Shea Stadium, July 13, 1977. 9:30pm. A 28-year-old slugger best known for punching out his former manager steps up to the plate against the Cubs. Bottom of the sixth, Mets are losing. Suddenly – POOF.
The New York City blackout of 1977 would become notorious. In the 24 hours of darkness, the city was ridden with looting, fires, arrests and a neverending din of blame. But what of Lenny Randle, the batter left at the plate?
Evidently, in 1983, Lenny Randle teamed up with fellow Major League Ballplayer Thad Bosley—they both had afros, they both loved music. They chipped off some of their pro sports salaries and went into the recording studio. They released three records, which somehow caught the ear, 25 years later, of People’s Potential Unlimited, who have just re-released four songs on Ballplayers, a 7″ EP. It sucks so bad that it doesn’t suck, if you get what I mean.
1983 was a weird time in music—the sound of electronic synthesizers, especially, was in flux, hovering between the modular analog Arp sound and the now-classic Casio sound. Funk music in 1983? Forget about it. Disco had leveled the scene. Those who tried failed in spectacularly awkward fashion, which is why now, of course, everyone wants to hear the stuff. Enter PPU, who’s been reissuing the era, and Ballplayers.
“American Worker” kicks things off with a Springsteen anthem via drunk O’Jays and terrible lyrics. If this is the theme for the American worker, then c’mon, unemployment. “Bos Music” is basically some drum machines with a poorly-played outtake from the War Games soundtrack. But things pick up on Side Two, with “Universal Language”—boogie handclaps by just one guy, hand drumming on a plastic bucket, space disco, wah-wah guitar, and the cruddiest breakdown of the early ’80s! (There’s competition.) There’s also no way, on top of it all, to resist “Jam With Us,” wherein Bosley and Randle repeat over a totally killer bassline, “Don’t you wanna jam with us?” Of course, the answer’s yes, because though they might have been intimidating ballplayers, their musicianship is on a level that just about anyone could join in, no prob.
As for that postponed game at Shea Stadium in 1977? The game was resumed—two months later. The Mets still lost.
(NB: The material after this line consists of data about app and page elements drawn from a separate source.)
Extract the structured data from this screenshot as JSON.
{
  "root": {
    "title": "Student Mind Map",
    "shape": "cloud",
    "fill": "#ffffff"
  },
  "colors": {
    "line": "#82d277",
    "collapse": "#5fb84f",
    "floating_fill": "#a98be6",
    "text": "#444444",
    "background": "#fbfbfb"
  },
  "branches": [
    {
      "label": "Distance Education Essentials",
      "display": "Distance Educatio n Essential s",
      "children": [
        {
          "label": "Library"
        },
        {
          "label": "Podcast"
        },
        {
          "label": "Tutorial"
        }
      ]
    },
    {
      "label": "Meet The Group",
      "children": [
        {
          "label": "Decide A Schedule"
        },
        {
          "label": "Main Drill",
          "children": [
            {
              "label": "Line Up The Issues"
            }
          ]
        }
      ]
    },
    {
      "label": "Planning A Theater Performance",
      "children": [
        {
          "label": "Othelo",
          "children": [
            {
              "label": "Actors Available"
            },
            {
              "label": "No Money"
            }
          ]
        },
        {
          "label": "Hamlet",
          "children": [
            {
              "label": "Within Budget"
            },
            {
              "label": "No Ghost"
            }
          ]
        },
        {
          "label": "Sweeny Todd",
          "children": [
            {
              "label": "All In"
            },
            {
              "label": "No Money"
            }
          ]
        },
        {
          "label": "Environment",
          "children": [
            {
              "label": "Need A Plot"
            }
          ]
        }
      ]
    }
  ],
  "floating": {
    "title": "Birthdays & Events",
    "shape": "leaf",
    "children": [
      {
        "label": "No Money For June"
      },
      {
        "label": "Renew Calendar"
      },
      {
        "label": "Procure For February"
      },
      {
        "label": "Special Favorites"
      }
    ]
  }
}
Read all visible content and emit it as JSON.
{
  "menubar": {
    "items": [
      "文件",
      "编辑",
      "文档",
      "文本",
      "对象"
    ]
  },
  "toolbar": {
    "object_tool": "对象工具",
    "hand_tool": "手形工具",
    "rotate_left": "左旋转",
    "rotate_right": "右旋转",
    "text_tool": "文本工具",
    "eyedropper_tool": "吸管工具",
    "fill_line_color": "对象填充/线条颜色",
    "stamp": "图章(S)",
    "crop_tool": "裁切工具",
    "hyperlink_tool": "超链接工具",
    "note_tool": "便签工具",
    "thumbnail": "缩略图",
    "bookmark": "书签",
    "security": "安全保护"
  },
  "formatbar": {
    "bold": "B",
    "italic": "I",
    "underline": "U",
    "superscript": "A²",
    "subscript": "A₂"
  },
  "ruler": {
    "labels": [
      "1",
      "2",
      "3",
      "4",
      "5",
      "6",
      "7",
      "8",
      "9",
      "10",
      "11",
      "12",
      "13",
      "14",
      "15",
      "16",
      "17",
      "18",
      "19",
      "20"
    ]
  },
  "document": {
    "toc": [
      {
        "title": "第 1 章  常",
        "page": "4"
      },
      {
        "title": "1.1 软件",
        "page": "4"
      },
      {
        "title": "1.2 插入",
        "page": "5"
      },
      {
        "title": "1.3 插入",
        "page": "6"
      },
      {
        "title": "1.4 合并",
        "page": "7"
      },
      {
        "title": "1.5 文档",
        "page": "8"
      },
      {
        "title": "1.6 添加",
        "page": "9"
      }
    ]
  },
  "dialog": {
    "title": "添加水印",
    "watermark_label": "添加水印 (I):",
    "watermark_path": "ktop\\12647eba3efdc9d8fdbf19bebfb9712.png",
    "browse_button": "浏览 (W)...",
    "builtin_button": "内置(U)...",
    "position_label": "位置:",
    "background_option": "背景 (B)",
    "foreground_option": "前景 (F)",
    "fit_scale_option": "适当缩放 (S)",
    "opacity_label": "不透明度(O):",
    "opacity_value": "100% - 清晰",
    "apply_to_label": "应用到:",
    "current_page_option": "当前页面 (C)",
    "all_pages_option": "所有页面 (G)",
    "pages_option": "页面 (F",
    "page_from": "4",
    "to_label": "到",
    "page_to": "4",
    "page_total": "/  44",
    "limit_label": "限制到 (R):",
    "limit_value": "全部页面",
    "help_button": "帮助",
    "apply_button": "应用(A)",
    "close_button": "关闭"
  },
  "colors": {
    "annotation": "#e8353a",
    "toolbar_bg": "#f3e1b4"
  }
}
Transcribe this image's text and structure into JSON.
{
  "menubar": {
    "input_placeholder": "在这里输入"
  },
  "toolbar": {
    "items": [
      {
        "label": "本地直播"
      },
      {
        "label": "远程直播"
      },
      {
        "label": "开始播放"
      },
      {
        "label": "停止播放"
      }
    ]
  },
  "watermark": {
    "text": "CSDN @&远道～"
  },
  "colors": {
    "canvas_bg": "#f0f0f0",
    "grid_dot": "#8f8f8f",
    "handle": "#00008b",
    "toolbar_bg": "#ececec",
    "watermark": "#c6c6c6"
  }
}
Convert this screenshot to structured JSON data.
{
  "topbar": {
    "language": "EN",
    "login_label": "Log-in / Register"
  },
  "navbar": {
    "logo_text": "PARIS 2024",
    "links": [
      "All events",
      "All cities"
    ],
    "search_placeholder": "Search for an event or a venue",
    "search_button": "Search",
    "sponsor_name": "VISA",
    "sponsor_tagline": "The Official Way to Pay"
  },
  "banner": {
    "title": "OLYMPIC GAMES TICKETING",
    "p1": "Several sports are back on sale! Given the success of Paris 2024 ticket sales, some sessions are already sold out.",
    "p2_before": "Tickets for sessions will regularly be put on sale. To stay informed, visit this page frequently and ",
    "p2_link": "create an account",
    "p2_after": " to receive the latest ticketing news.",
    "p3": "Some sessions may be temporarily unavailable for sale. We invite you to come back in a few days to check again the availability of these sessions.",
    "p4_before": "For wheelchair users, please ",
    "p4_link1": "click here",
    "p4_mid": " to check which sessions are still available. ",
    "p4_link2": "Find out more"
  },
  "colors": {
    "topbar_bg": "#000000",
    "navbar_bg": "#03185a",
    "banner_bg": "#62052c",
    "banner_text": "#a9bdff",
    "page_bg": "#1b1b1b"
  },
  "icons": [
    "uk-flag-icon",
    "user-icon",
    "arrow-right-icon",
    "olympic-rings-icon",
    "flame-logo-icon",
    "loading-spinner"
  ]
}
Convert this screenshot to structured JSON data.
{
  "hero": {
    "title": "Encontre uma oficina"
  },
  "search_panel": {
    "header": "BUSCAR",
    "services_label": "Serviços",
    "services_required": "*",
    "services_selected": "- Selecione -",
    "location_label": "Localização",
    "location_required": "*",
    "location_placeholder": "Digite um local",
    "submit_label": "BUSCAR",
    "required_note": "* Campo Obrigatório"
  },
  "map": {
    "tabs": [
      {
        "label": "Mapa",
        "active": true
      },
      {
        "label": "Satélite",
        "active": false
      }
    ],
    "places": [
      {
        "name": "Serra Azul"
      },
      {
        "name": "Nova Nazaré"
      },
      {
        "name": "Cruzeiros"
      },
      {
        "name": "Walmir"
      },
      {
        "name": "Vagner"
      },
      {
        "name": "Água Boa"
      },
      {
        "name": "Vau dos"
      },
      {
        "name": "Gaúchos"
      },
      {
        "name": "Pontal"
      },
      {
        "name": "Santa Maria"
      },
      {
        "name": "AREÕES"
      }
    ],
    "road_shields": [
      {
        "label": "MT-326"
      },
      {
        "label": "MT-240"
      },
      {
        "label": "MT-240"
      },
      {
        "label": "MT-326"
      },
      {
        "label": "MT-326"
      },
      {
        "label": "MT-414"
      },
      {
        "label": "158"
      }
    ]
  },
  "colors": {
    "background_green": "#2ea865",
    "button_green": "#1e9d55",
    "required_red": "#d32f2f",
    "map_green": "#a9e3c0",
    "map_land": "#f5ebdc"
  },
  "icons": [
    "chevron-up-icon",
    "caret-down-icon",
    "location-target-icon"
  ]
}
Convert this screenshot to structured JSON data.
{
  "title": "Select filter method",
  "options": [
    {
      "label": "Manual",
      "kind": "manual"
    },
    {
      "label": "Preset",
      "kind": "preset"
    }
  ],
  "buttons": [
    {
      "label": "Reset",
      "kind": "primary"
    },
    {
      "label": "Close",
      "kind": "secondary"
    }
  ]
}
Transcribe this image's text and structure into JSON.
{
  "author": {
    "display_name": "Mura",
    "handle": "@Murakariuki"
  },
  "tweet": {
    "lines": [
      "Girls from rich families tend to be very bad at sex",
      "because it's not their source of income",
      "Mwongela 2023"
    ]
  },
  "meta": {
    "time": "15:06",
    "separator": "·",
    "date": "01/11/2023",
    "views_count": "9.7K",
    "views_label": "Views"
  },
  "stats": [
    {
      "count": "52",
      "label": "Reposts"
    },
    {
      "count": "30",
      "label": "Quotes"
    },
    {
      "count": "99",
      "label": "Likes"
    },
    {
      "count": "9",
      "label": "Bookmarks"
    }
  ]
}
If you decide to order Ballplayers and wanna pick up some other People’s Potential Unlimited releases while you’re at it, here’s a few good ones:
Sir Bentley, “Sir Bentley Street Shuffle” – The sound of a slicked-out player in a polyester suit sliding down a 1976 side street, giving breathy directions. Whether they’re to the listener or himself, it’s hard to tell, and hardly matters. There’s a bitchin’ conga solo, and backup vocals that sound like they’re sung by iguanas. B-side is the extended version.
Crunch, “Cruise” b/w “Funky Beat” – Totally unbelievable analog entanglement, enjoyable at both 33 and 45 rpm. Kinda like if Liquid Liquid were more into meth. Every single fret buzz and pick sound is audible on the bass—a Hohner? a Rickenbacker?—and when the vibrato synthesizer hits near the end it’s like the arrival of the Zyklon droids. “Funky Beat” finds Crunch fucking around with the portamento switch and rapping in a horny Dracula voice about how funky the beat is, in spite of the fact that the beat is not really funky.
George Smallwood, “Lady Disco” b/w “Mr. Sunshine” – A man describes his plight: His girl cannot stay away from the disco floor. How can he keep up? Especially when she is the type of girl who warbles “III Liiikee Myyy Dannnncceiinngg!” after every chorus? Hence, the eternal struggle. Her man, or the disco ball? He accuses her of making “disco babies,” and the song fades with no resolution. (How many songs start with a hi-hat solo?) “Mr. Sunshine” gets a genius shuffling drum beat, at times totally rushed and wrong. But I get it. Sounds like something DFA would put out, except they’d make it slick and perfect. This isn’t even close to perfect, and it’s beautiful.
Tags: 45, Ballplayers, Crunch, disco, Funk, George Smallwood, Lenny Randle, People's Potential Unlimited, PPU, Sir Bentley, Soul, synthesizers, Thad Bosley